Pinning Your Hopes on Eddy Curry?

Posted on July 15, 2006 by


According to the New York Post, “Isiah Thomas believes he’ll ultimately be judged by the development of Knicks center Eddy Curry next season.”  The Knicks owner, James Dolan, has given Isiah one year to fix the Knicks and if this quote is to be believed, we can now see that the odds are not in Isiah’s favors.

Eddy Curry entered the NBA directly from high school.  Had he gone to college for four seasons then Curry would have just completed his rookie season in The Association.  But Curry did not follow this route, and he has now played five seasons.

What have we seen from Curry the past five seasons?  Curry can definitely score.

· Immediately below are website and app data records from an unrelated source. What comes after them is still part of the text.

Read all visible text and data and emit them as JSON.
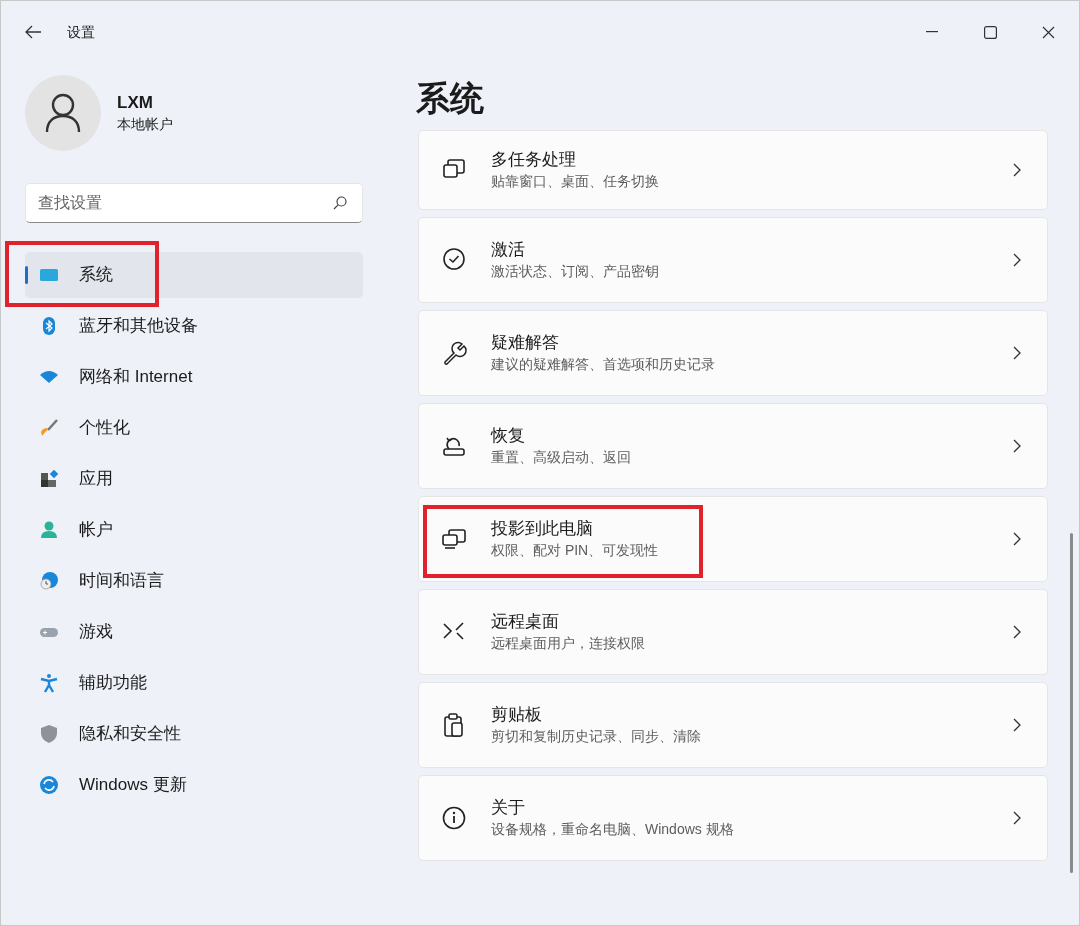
{
  "window": {
    "title": "设置"
  },
  "account": {
    "name": "LXM",
    "type": "本地帐户"
  },
  "search": {
    "placeholder": "查找设置"
  },
  "sidebar": {
    "items": [
      {
        "label": "系统",
        "selected": true,
        "annotated": true
      },
      {
        "label": "蓝牙和其他设备",
        "selected": false,
        "annotated": false
      },
      {
        "label": "网络和 Internet",
        "selected": false,
        "annotated": false
      },
      {
        "label": "个性化",
        "selected": false,
        "annotated": false
      },
      {
        "label": "应用",
        "selected": false,
        "annotated": false
      },
      {
        "label": "帐户",
        "selected": false,
        "annotated": false
      },
      {
        "label": "时间和语言",
        "selected": false,
        "annotated": false
      },
      {
        "label": "游戏",
        "selected": false,
        "annotated": false
      },
      {
        "label": "辅助功能",
        "selected": false,
        "annotated": false
      },
      {
        "label": "隐私和安全性",
        "selected": false,
        "annotated": false
      },
      {
        "label": "Windows 更新",
        "selected": false,
        "annotated": false
      }
    ]
  },
  "page": {
    "title": "系统"
  },
  "settings": [
    {
      "title": "多任务处理",
      "subtitle": "贴靠窗口、桌面、任务切换",
      "annotated": false
    },
    {
      "title": "激活",
      "subtitle": "激活状态、订阅、产品密钥",
      "annotated": false
    },
    {
      "title": "疑难解答",
      "subtitle": "建议的疑难解答、首选项和历史记录",
      "annotated": false
    },
    {
      "title": "恢复",
      "subtitle": "重置、高级启动、返回",
      "annotated": false
    },
    {
      "title": "投影到此电脑",
      "subtitle": "权限、配对 PIN、可发现性",
      "annotated": true
    },
    {
      "title": "远程桌面",
      "subtitle": "远程桌面用户，连接权限",
      "annotated": false
    },
    {
      "title": "剪贴板",
      "subtitle": "剪切和复制历史记录、同步、清除",
      "annotated": false
    },
    {
      "title": "关于",
      "subtitle": "设备规格，重命名电脑、Windows 规格",
      "annotated": false
    }
  ]
}
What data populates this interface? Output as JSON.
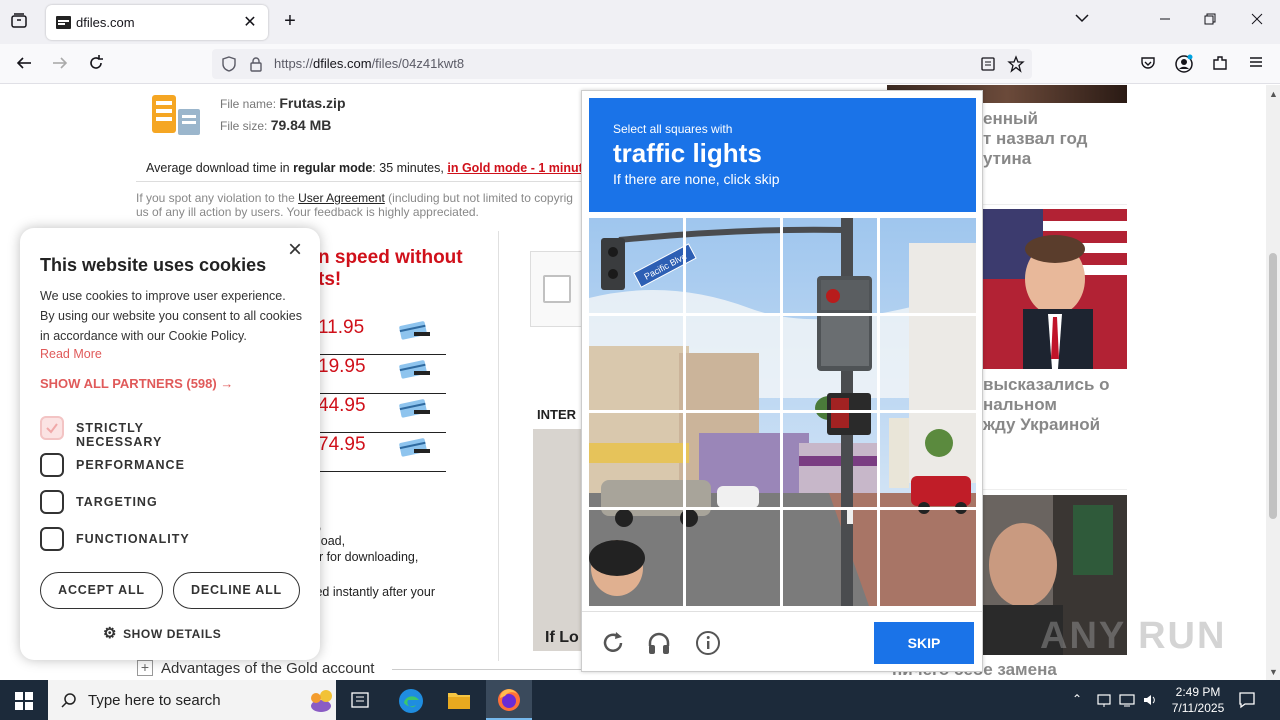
{
  "browser": {
    "tab_title": "dfiles.com",
    "url_prefix": "https://",
    "url_domain": "dfiles.com",
    "url_path": "/files/04z41kwt8"
  },
  "page": {
    "file_name_label": "File name:",
    "file_name": "Frutas.zip",
    "file_size_label": "File size:",
    "file_size": "79.84 MB",
    "avg_time_prefix": "Average download time in",
    "regular_mode": "regular mode",
    "avg_time_mid": ": 35 minutes,",
    "gold_mode_link": "in Gold mode - 1 minut",
    "violation_text_1": "If you spot any violation to the",
    "user_agreement_link": "User Agreement",
    "violation_text_2": "(including but not limited to copyrig",
    "violation_text_3": "us of any ill action by users. Your feedback is highly appreciated.",
    "promo_heading_1": "n speed without",
    "promo_heading_2": "ts!",
    "prices": [
      "11.95",
      "19.95",
      "44.95",
      "74.95"
    ],
    "list_frag_1": ",",
    "list_frag_2": "load,",
    "list_frag_3": "er for downloading,",
    "list_frag_4": "ted instantly after your",
    "inter_label": "INTER",
    "if_lo_label": "If Lo",
    "advantages_plus": "+",
    "advantages_text": "Advantages of the Gold account",
    "news_1": [
      "енный",
      "т назвал год",
      "утина"
    ],
    "news_2": [
      "высказались о",
      "нальном",
      "жду Украиной"
    ],
    "news_3": "ничего себе замена",
    "watermark": "ANY RUN"
  },
  "cookie": {
    "title": "This website uses cookies",
    "description": "We use cookies to improve user experience. By using our website you consent to all cookies in accordance with our Cookie Policy.",
    "read_more": "Read More",
    "show_partners": "SHOW ALL PARTNERS (598) →",
    "options": [
      {
        "label": "STRICTLY NECESSARY",
        "checked": true
      },
      {
        "label": "PERFORMANCE",
        "checked": false
      },
      {
        "label": "TARGETING",
        "checked": false
      },
      {
        "label": "FUNCTIONALITY",
        "checked": false
      }
    ],
    "accept_all": "ACCEPT ALL",
    "decline_all": "DECLINE ALL",
    "show_details": "SHOW DETAILS",
    "close": "×"
  },
  "captcha": {
    "instruction_small": "Select all squares with",
    "target": "traffic lights",
    "hint": "If there are none, click skip",
    "skip": "SKIP",
    "street_sign": "Pacific Blvd"
  },
  "taskbar": {
    "search_placeholder": "Type here to search",
    "time": "2:49 PM",
    "date": "7/11/2025"
  },
  "colors": {
    "captcha_blue": "#1a73e8",
    "promo_red": "#d0101a",
    "cookie_accent": "#e05a5a",
    "taskbar_bg": "#1c2a3a"
  }
}
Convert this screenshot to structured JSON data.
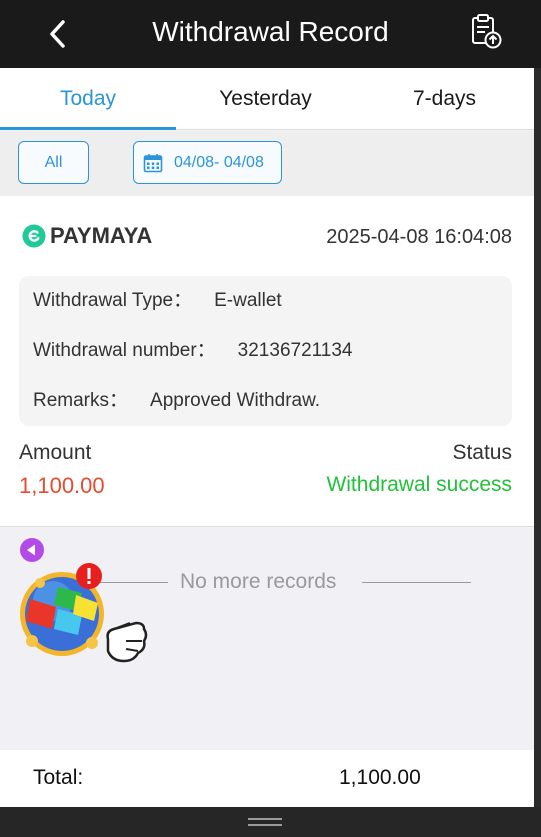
{
  "header": {
    "title": "Withdrawal Record",
    "back_icon": "chevron-left-icon",
    "action_icon": "clipboard-upload-icon"
  },
  "tabs": [
    {
      "label": "Today",
      "active": true
    },
    {
      "label": "Yesterday",
      "active": false
    },
    {
      "label": "7-days",
      "active": false
    }
  ],
  "filters": {
    "all_label": "All",
    "date_range": "04/08- 04/08",
    "date_icon": "calendar-icon"
  },
  "record": {
    "provider": "PAYMAYA",
    "provider_icon": "paymaya-logo-icon",
    "datetime": "2025-04-08 16:04:08",
    "details": [
      {
        "label": "Withdrawal Type：",
        "value": "E-wallet"
      },
      {
        "label": "Withdrawal number：",
        "value": "32136721134"
      },
      {
        "label": "Remarks：",
        "value": "Approved Withdraw."
      }
    ],
    "amount_label": "Amount",
    "amount_value": "1,100.00",
    "status_label": "Status",
    "status_value": "Withdrawal success"
  },
  "no_more_text": "No more records",
  "footer": {
    "total_label": "Total:",
    "total_value": "1,100.00"
  },
  "colors": {
    "accent": "#2a95d8",
    "amount": "#e84a2e",
    "success": "#22c13a",
    "header_bg": "#1a1a1a"
  }
}
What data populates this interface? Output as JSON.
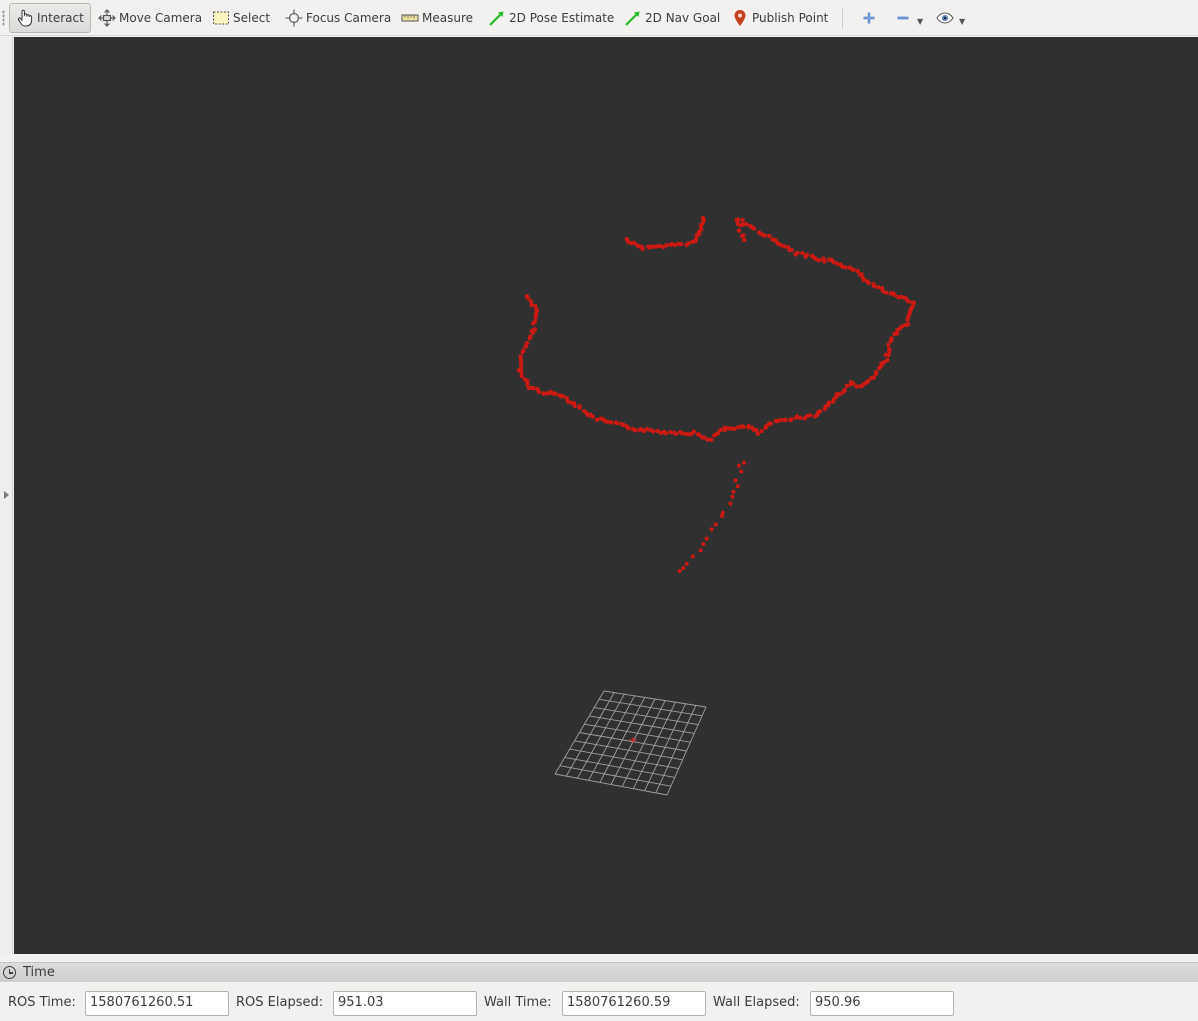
{
  "toolbar": {
    "tools": [
      {
        "label": "Interact",
        "icon": "hand-pointer-icon",
        "active": true
      },
      {
        "label": "Move Camera",
        "icon": "move-camera-icon"
      },
      {
        "label": "Select",
        "icon": "select-rectangle-icon"
      },
      {
        "label": "Focus Camera",
        "icon": "focus-camera-icon"
      },
      {
        "label": "Measure",
        "icon": "ruler-icon"
      },
      {
        "label": "2D Pose Estimate",
        "icon": "green-arrow-icon"
      },
      {
        "label": "2D Nav Goal",
        "icon": "green-arrow-icon"
      },
      {
        "label": "Publish Point",
        "icon": "map-pin-icon"
      }
    ],
    "extra_icons": [
      "add-tool-icon",
      "remove-tool-icon",
      "view-eye-icon"
    ]
  },
  "viewport": {
    "background": "#303030",
    "pointcloud_color": "#cc1a12",
    "grid_color": "#a0a0a0"
  },
  "time_panel": {
    "title": "Time",
    "ros_time_label": "ROS Time:",
    "ros_time_value": "1580761260.51",
    "ros_elapsed_label": "ROS Elapsed:",
    "ros_elapsed_value": "951.03",
    "wall_time_label": "Wall Time:",
    "wall_time_value": "1580761260.59",
    "wall_elapsed_label": "Wall Elapsed:",
    "wall_elapsed_value": "950.96"
  }
}
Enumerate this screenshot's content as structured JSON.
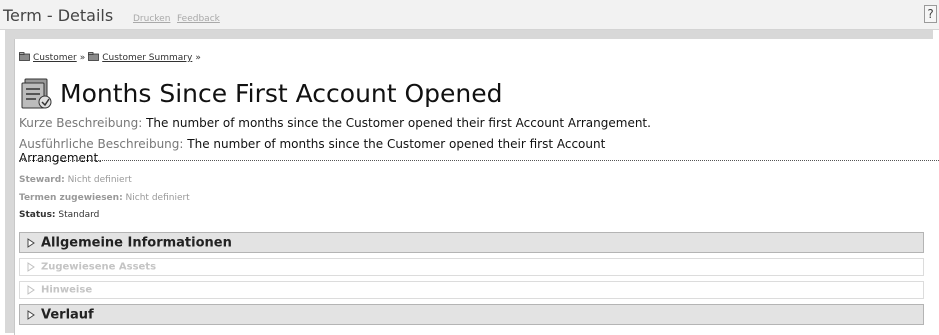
{
  "header": {
    "title": "Term - Details",
    "print_link": "Drucken",
    "feedback_link": "Feedback",
    "help_label": "?"
  },
  "breadcrumb": {
    "items": [
      "Customer",
      "Customer Summary"
    ],
    "separator": "»"
  },
  "term": {
    "title": "Months Since First Account Opened",
    "short_desc_label": "Kurze Beschreibung:",
    "short_desc": "The number of months since the Customer opened their first Account Arrangement.",
    "long_desc_label": "Ausführliche Beschreibung:",
    "long_desc": "The number of months since the Customer opened their first Account Arrangement."
  },
  "meta": {
    "steward_label": "Steward:",
    "steward_value": "Nicht definiert",
    "assigned_label": "Termen zugewiesen:",
    "assigned_value": "Nicht definiert",
    "status_label": "Status:",
    "status_value": "Standard"
  },
  "sections": [
    {
      "label": "Allgemeine Informationen",
      "enabled": true
    },
    {
      "label": "Zugewiesene Assets",
      "enabled": false
    },
    {
      "label": "Hinweise",
      "enabled": false
    },
    {
      "label": "Verlauf",
      "enabled": true
    }
  ],
  "colors": {
    "frame": "#d8d8d8",
    "section_active_bg": "#e3e3e3",
    "section_disabled_text": "#c4c4c4",
    "label_gray": "#777777"
  }
}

For his career he has averaged more than one point per two minutes played.  And if all that mattered was scoring, Curry would be thought of as at least a future star.

But there is more to the game than scoring.  Teams win because they elicit more points from their possessions than their opponent.  To utilize possessions efficiently, and to prevent your opponent from doing likewise, a team has to do more than focus on scoring.  Rebounds and turnovers matter.  And these are two dimensions of the game where Curry does not excel.

The average NBA center will turn the ball over once every 17.3 minutes played.  In Curry’s career had has turned the ball over once every 11.8 minutes.  So Curry, more often than we should expect, ends a possession for his team without a score.

Beyond turnovers, Curry also has problems rebounding.  The average center will capture one rebound every 3.9 minutes played.  In Curry’s career he has averaged one rebound every 4.6 minutes.  As we note in the book, the lack of rebounding makes it harder to end an opponent’s possession without the opponent scoring, and extend a team’s possession after a missed shot.

If we put the positives and negatives of Curry together, what do we see?  For an answer look HERE. When we look at Curry’s Wins Produced per 48 minutes (WP48) and his Wins Produced across his career, we can see that Curry’s weaknesses have more than cancelled out his positives.  Curry’s turnovers and lack of rebounding hurt whatever team that employs him at center.

Now it is possible that Isiah will find some magical words to change the tendencies we see in Curry’s game.  Perhaps he can get Curry to focus more on rebounding.  Perhaps he can get Curry to stop turning the ball over.  Of course, other coaches – like Larry Brown — have no doubt tried and clearly failed.  Isiah has one year to prove he can do something Brown and the other couldn’t do.  But as the data suggests, if Isiah is pinning his hopes on Curry, the betting line is that Curry has a new coach this time next year.

— DJ